They are only halfway through the games, but New Zealand's Special Olympians have already claimed a haul of medals in China.
The 49-member team had won 17 medals by yesterday afternoon - five golds, six silvers and six bronzes.
They had also achieved 12 personal bests and collected 11 ribbons for fourth to seventh place-getters.
More than 7000 athletes from around the world are competing in the four-yearly Special Olympics World Summer Games in Shanghai.
The games are the largest sporting event in the world this year, dwarfing both the Rugby World Cup and the America's Cup.
Palmerston North swimmer Jordan Wilson, 29, was the first Kiwi to claim gold, winning the 100 metres backstroke. He was "very excited" by the win.
"I just kept on going, kept on going until the end."
Mr Wilson has only 10 per cent vision in one eye and no vision in the other.
One of his coaches, Helen Johnson, said he had been training for about 18 months. "Jordan has been working extremely hard. A few months ago, we didn't think he could see the flags (in the pool). But he can."

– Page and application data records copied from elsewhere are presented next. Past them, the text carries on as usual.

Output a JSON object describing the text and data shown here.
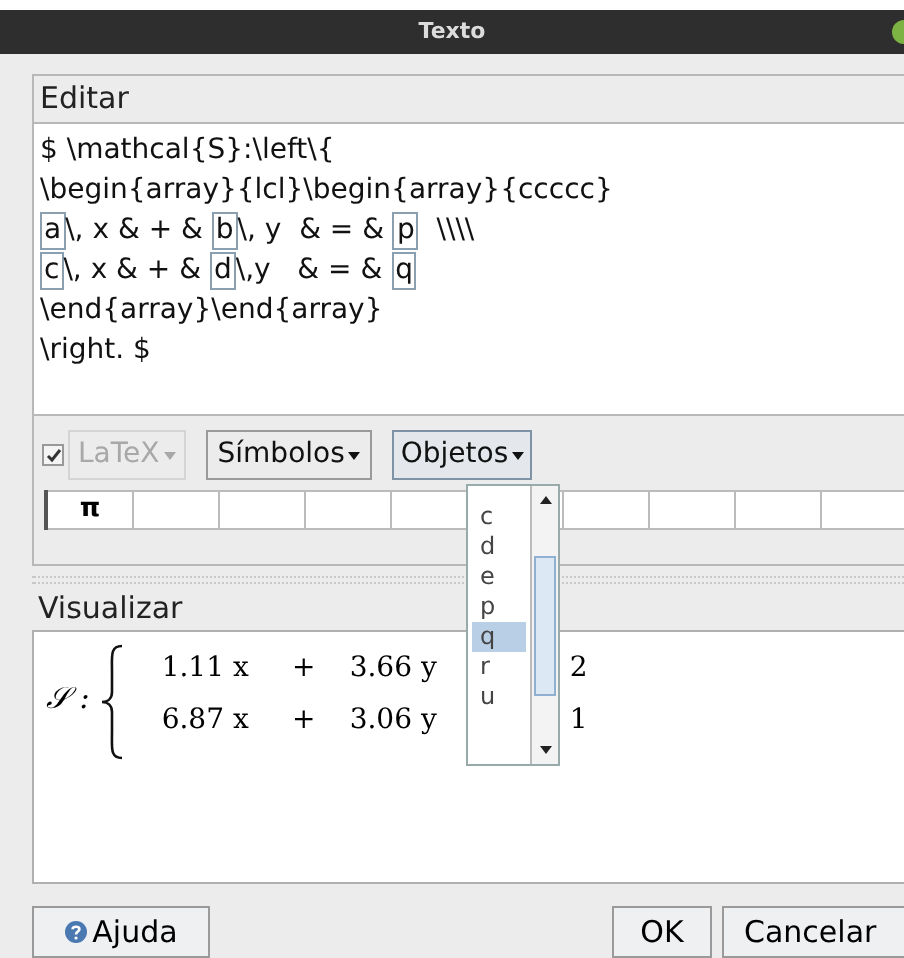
{
  "window": {
    "title": "Texto"
  },
  "editor": {
    "label": "Editar",
    "lines": [
      [
        {
          "kind": "text",
          "text": "$ \\mathcal{S}:\\left\\{"
        }
      ],
      [
        {
          "kind": "text",
          "text": "\\begin{array}{lcl}\\begin{array}{ccccc}"
        }
      ],
      [
        {
          "kind": "object",
          "text": "a"
        },
        {
          "kind": "text",
          "text": "\\, x & + & "
        },
        {
          "kind": "object",
          "text": "b"
        },
        {
          "kind": "text",
          "text": "\\, y  & = & "
        },
        {
          "kind": "object",
          "text": "p"
        },
        {
          "kind": "text",
          "text": "  \\\\\\\\"
        }
      ],
      [
        {
          "kind": "object",
          "text": "c"
        },
        {
          "kind": "text",
          "text": "\\, x & + & "
        },
        {
          "kind": "object",
          "text": "d"
        },
        {
          "kind": "text",
          "text": "\\,y   & = & "
        },
        {
          "kind": "object",
          "text": "q"
        }
      ],
      [
        {
          "kind": "text",
          "text": "\\end{array}\\end{array}"
        }
      ],
      [
        {
          "kind": "text",
          "text": "\\right. $"
        }
      ]
    ]
  },
  "toolbar": {
    "latex": {
      "label": "LaTeX",
      "checked": true,
      "disabled": true
    },
    "symbols_button": "Símbolos",
    "objects_button": "Objetos"
  },
  "symbols": [
    "π"
  ],
  "objects_list": {
    "items": [
      {
        "label": "c",
        "selected": false
      },
      {
        "label": "d",
        "selected": false
      },
      {
        "label": "e",
        "selected": false
      },
      {
        "label": "p",
        "selected": false
      },
      {
        "label": "q",
        "selected": true
      },
      {
        "label": "r",
        "selected": false
      },
      {
        "label": "u",
        "selected": false
      }
    ]
  },
  "preview": {
    "label": "Visualizar",
    "lhs": "𝒮 :",
    "rows": [
      [
        "1.11 x",
        "+",
        "3.66 y",
        "2"
      ],
      [
        "6.87 x",
        "+",
        "3.06 y",
        "1"
      ]
    ]
  },
  "buttons": {
    "help": "Ajuda",
    "ok": "OK",
    "cancel": "Cancelar"
  }
}
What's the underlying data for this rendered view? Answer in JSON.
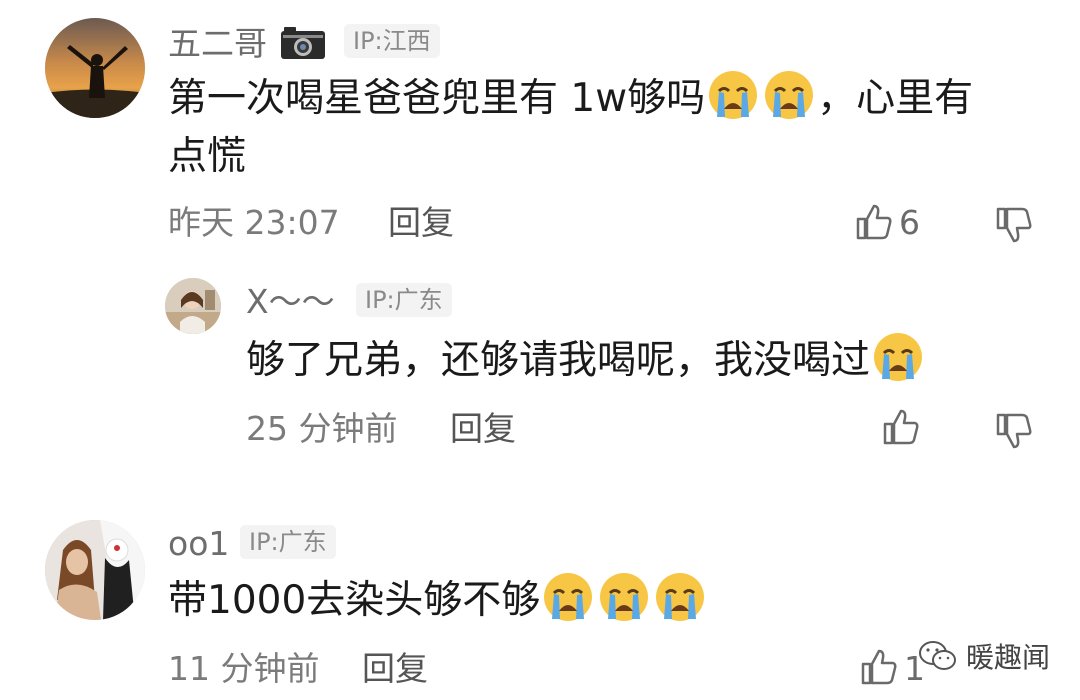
{
  "comments": [
    {
      "username": "五二哥",
      "ip": "IP:江西",
      "text_line1": "第一次喝星爸爸兜里有 1w够吗",
      "text_line1_tail": "，心里有",
      "text_line2": "点慌",
      "time": "昨天 23:07",
      "reply_label": "回复",
      "likes": "6"
    },
    {
      "username": "X～～",
      "ip": "IP:广东",
      "text": "够了兄弟，还够请我喝呢，我没喝过",
      "time": "25 分钟前",
      "reply_label": "回复"
    },
    {
      "username": "oo1",
      "ip": "IP:广东",
      "text": "带1000去染头够不够",
      "time": "11 分钟前",
      "reply_label": "回复",
      "likes": "1"
    }
  ],
  "watermark": {
    "text": "暖趣闻"
  },
  "icons": {
    "like": "thumbs-up-icon",
    "dislike": "thumbs-down-icon",
    "emoji": "loudly-crying-face-emoji",
    "camera": "camera-icon",
    "wechat": "wechat-logo-icon"
  },
  "colors": {
    "text": "#1a1a1a",
    "meta": "#7b7b7b",
    "emoji_face": "#f7c644",
    "tear": "#5aa9e6"
  }
}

His goggles had prescription lenses.
Mr Wilson, who is competing in his first world games, said he was enjoying Shanghai.

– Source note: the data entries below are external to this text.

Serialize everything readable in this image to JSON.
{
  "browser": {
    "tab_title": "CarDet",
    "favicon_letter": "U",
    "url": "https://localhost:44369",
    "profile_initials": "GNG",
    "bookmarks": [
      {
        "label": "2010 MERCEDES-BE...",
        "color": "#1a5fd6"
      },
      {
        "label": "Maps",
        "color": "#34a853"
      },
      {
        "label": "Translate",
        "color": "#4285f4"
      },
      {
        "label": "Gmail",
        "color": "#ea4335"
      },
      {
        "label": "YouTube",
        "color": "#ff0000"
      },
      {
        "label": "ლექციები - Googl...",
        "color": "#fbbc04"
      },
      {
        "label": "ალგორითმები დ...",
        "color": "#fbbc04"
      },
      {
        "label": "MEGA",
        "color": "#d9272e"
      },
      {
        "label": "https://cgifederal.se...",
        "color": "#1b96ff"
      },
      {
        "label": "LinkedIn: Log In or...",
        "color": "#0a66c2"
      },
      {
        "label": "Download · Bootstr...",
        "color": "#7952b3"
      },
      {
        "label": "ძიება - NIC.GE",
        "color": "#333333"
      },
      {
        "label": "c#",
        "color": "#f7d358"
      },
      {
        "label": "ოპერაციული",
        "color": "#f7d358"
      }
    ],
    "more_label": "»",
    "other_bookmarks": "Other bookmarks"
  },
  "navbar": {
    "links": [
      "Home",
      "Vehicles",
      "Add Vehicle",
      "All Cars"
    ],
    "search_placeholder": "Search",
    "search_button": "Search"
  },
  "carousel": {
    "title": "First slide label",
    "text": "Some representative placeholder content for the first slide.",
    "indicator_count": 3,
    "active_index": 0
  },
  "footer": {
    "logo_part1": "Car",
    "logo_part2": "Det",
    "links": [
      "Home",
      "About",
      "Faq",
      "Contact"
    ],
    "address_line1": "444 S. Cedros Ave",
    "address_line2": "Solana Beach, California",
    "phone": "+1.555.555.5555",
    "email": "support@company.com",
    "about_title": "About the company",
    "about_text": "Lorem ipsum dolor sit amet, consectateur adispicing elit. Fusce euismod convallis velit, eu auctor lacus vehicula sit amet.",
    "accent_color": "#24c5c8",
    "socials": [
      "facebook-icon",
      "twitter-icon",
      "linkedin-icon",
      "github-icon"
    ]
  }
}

"It's a wonderful place."
But the food and limited exercise opportunities have proved a trap for some athletes.
Palmerston North power-lifter Laura Burmeister had to go on a short-term diet after she was found to be 1.5 kilograms too heavy for her weight category, meaning she would have had to compete against bigger women in the next category up.

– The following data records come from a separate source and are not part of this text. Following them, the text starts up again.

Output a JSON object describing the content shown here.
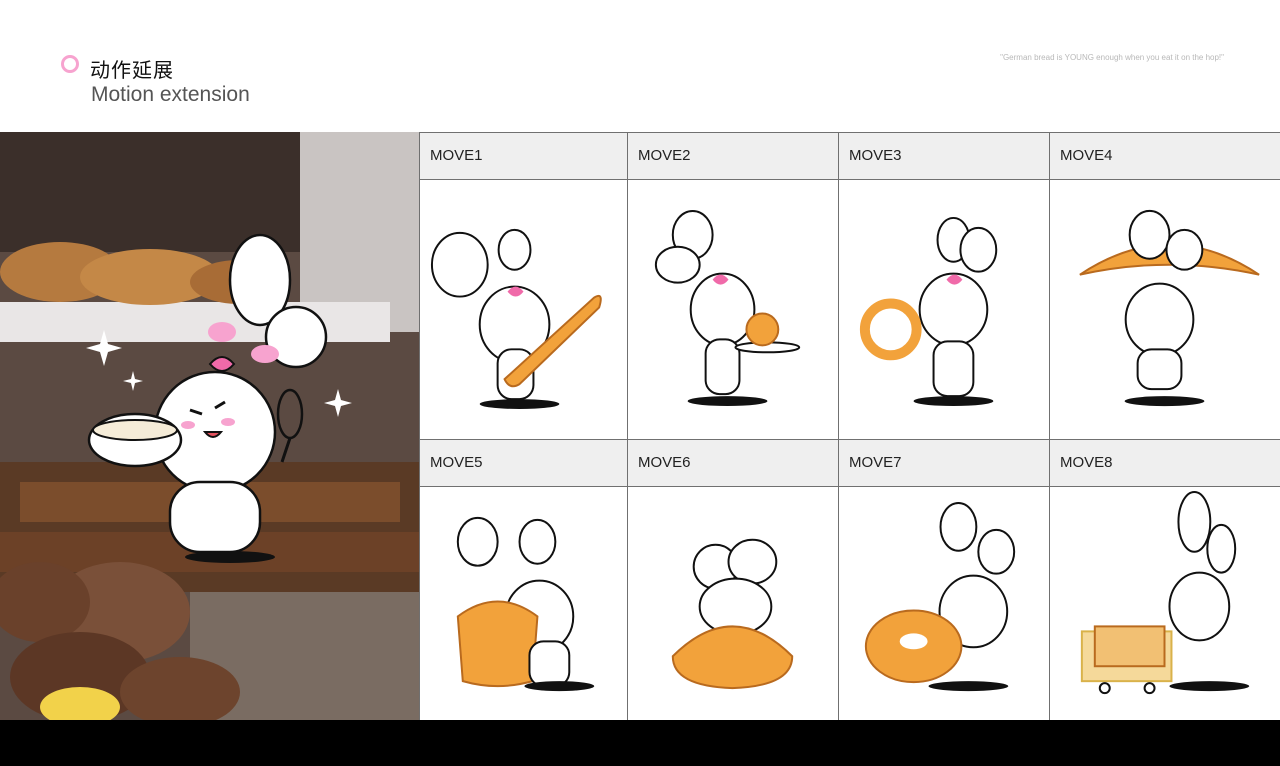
{
  "header": {
    "title_cn": "动作延展",
    "title_en": "Motion extension",
    "quote": "\"German bread is YOUNG enough when you eat it on the hop!\""
  },
  "moves": [
    {
      "label": "MOVE1",
      "prop": "baguette"
    },
    {
      "label": "MOVE2",
      "prop": "pastry-plate"
    },
    {
      "label": "MOVE3",
      "prop": "pretzel"
    },
    {
      "label": "MOVE4",
      "prop": "croissant"
    },
    {
      "label": "MOVE5",
      "prop": "bundt-cake"
    },
    {
      "label": "MOVE6",
      "prop": "melon-bun"
    },
    {
      "label": "MOVE7",
      "prop": "bagel"
    },
    {
      "label": "MOVE8",
      "prop": "bread-cart"
    }
  ],
  "colors": {
    "accent_pink": "#f7a3cf",
    "bread_orange": "#f2a23b",
    "bottom_bar": "#000000",
    "header_cell": "#efefef"
  }
}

Delegation head Sue Kysow said team management had asked the hotel to provide simple, non-fried food for her.
She had lost 2kg within two days, in time to compete in her intended weight class on Saturday.
She ended up winning two silvers and two bronzes.
The games competition started last Wednesday and will run till Thursday.
Kiwi athletes are competing in swimming, athletics, basketball, bocce (similar to petanque), ten-pin bowling, equestrian, gymnastics, golf and power-lifting.
Twenty coaches and three managers have accompanied them. Community fundraising covered most of the $530,000 cost of sending the contingent to the games.
Other Kiwis are taking part as match officials.
- The Dominion Post